Written by Sarah Ciotti
Reviewed by Fr. Hugh Feiss, OSB, STD

[1] Revised Standard Version, s.v., “The Psalms.”
[2] Catechism of the Catholic Church, 2nd ed., 328-336.
[3] Benedict XVI, Homily, September 29, 2007.
[4] John Paul II, Angels Participate in the History of Salvation, August 6, 1986.
Source: Divineoffice.org

About Today

September 14

The Exaltation of the Holy Cross

Feast

“Have this mind among yourselves, which was in Christ Jesus, who, though he was in the form of God, did not count equality with God a thing to be grasped, but emptied himself, taking the form of a servant, being born in the likeness of men. And being found in human form he humbled himself and became obedient unto death, even death on a cross,” (Phil.2:5-8). [1]

Today we honor the Exaltation of the Holy Cross and Jesus’ triumph upon it. In today’s feast, we are reminded of God’s plan of Salvation and His work to raise up humankind through the saving power of Jesus Christ. In Christ on the Cross, sin is overcome and we are offered a new life, with Christ at the center. According to a traditional account, the relics of the holy cross were discovered by St. Helena, mother of Constantine the Great, in 326 when she was on a pilgrimage in Jerusalem. The relics were captured by Persians but later returned in 628 and now reside at the Church of the Holy Sepulchre. [2][3][4]

Written by Sarah Ciotti
Reviewed by Fr. Hugh Feiss, OSB, STD

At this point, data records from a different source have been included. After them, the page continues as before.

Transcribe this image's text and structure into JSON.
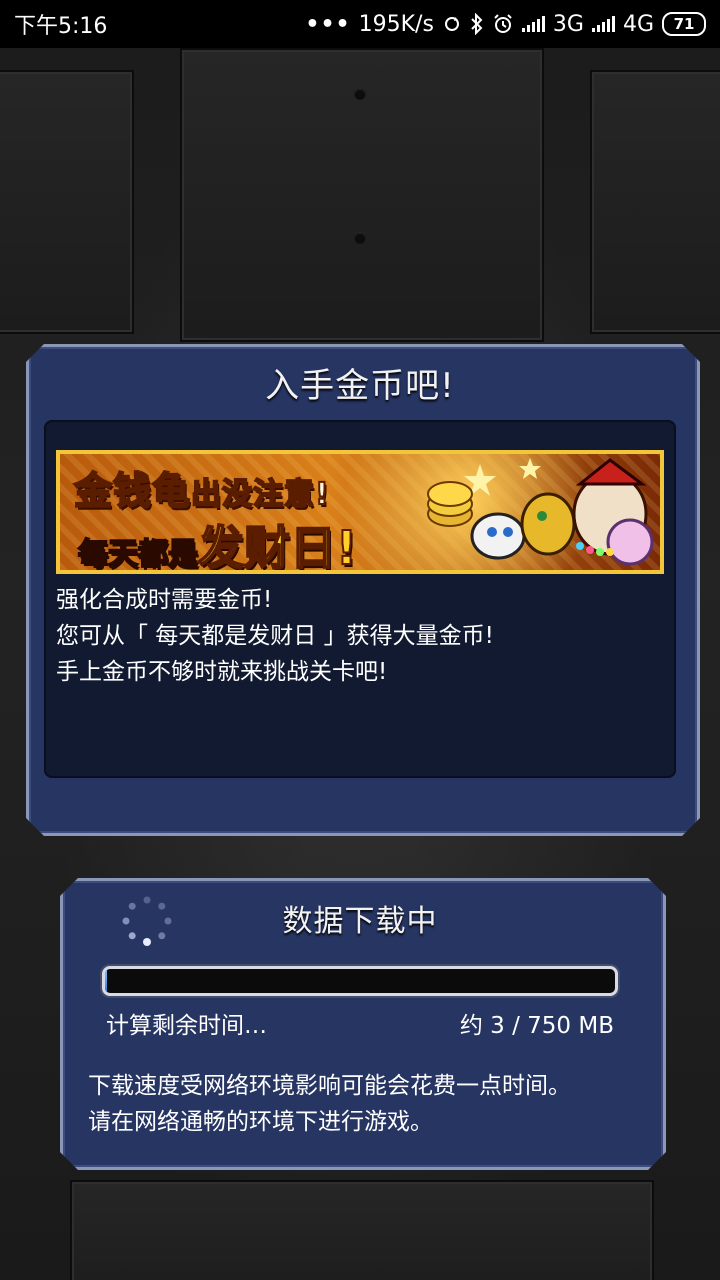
{
  "status_bar": {
    "time": "下午5:16",
    "dots": "•••",
    "net_speed": "195K/s",
    "network_3g": "3G",
    "network_4g": "4G",
    "battery": "71"
  },
  "coin_dialog": {
    "title": "入手金币吧!",
    "banner": {
      "line1_big": "金钱龟",
      "line1_small": "出没注意!",
      "line2_prefix": "每天都是",
      "line2_big": "发财日!"
    },
    "description": [
      "强化合成时需要金币!",
      "您可从「 每天都是发财日 」获得大量金币!",
      "手上金币不够时就来挑战关卡吧!"
    ]
  },
  "download_dialog": {
    "title": "数据下载中",
    "progress": 0.004,
    "remaining_label": "计算剩余时间…",
    "size_label": "约 3 / 750 MB",
    "notice": [
      "下载速度受网络环境影响可能会花费一点时间。",
      "请在网络通畅的环境下进行游戏。"
    ]
  }
}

[1]Revised Standard Version s.v., “Philippians, The Letter of Saint Paul to the.”
[2] Catholicpedia: The Original Catholic Encyclopedia (1917) for iPhone, iPad, and iPod Touch. s.v. “Archeology of the Cross and Crucifix.”
[3] Benedict XVI, Homily, September 15, 2008.
[4] John Paul II, Homily, September 14, 1988.
Source: Divineoffice.org